About this exercise
Keep the images out and copy every entry below exactly.

Data for processing

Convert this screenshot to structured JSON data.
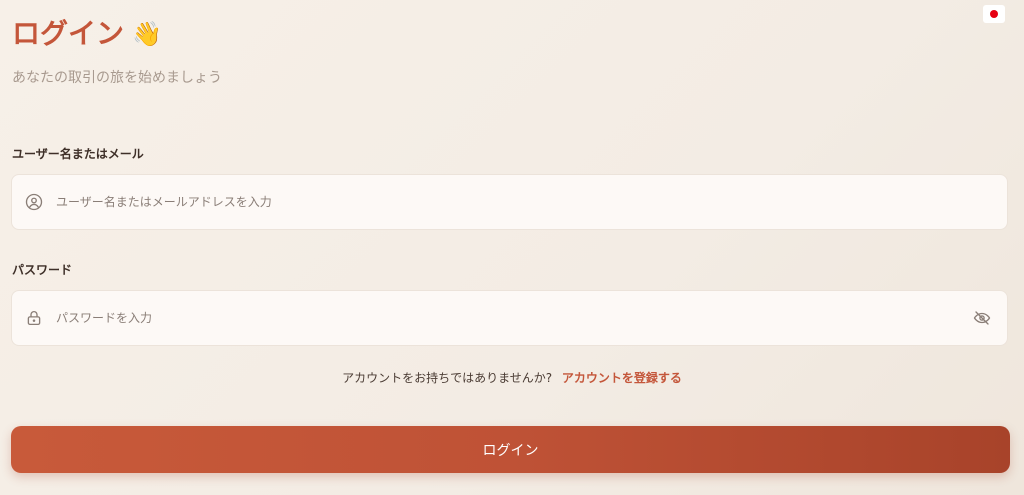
{
  "header": {
    "title": "ログイン",
    "wave_emoji": "👋",
    "subtitle": "あなたの取引の旅を始めましょう",
    "language_flag": "jp-flag-icon"
  },
  "form": {
    "username": {
      "label": "ユーザー名またはメール",
      "placeholder": "ユーザー名またはメールアドレスを入力",
      "value": "",
      "icon": "user-circle-icon"
    },
    "password": {
      "label": "パスワード",
      "placeholder": "パスワードを入力",
      "value": "",
      "icon": "lock-icon",
      "toggle_icon": "eye-off-icon"
    }
  },
  "signup": {
    "question": "アカウントをお持ちではありませんか?",
    "link": "アカウントを登録する"
  },
  "actions": {
    "login_label": "ログイン"
  },
  "colors": {
    "accent": "#c4563a",
    "button_start": "#c85a3a",
    "button_end": "#a8432a",
    "background": "#f5eee6"
  }
}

Written reply
Convert this screenshot to structured JSON data.
{
  "header": {
    "title": "ログイン",
    "wave_emoji": "👋",
    "subtitle": "あなたの取引の旅を始めましょう",
    "language_flag": "jp-flag-icon"
  },
  "form": {
    "username": {
      "label": "ユーザー名またはメール",
      "placeholder": "ユーザー名またはメールアドレスを入力",
      "value": "",
      "icon": "user-circle-icon"
    },
    "password": {
      "label": "パスワード",
      "placeholder": "パスワードを入力",
      "value": "",
      "icon": "lock-icon",
      "toggle_icon": "eye-off-icon"
    }
  },
  "signup": {
    "question": "アカウントをお持ちではありませんか?",
    "link": "アカウントを登録する"
  },
  "actions": {
    "login_label": "ログイン"
  },
  "colors": {
    "accent": "#c4563a",
    "button_start": "#c85a3a",
    "button_end": "#a8432a",
    "background": "#f5eee6"
  }
}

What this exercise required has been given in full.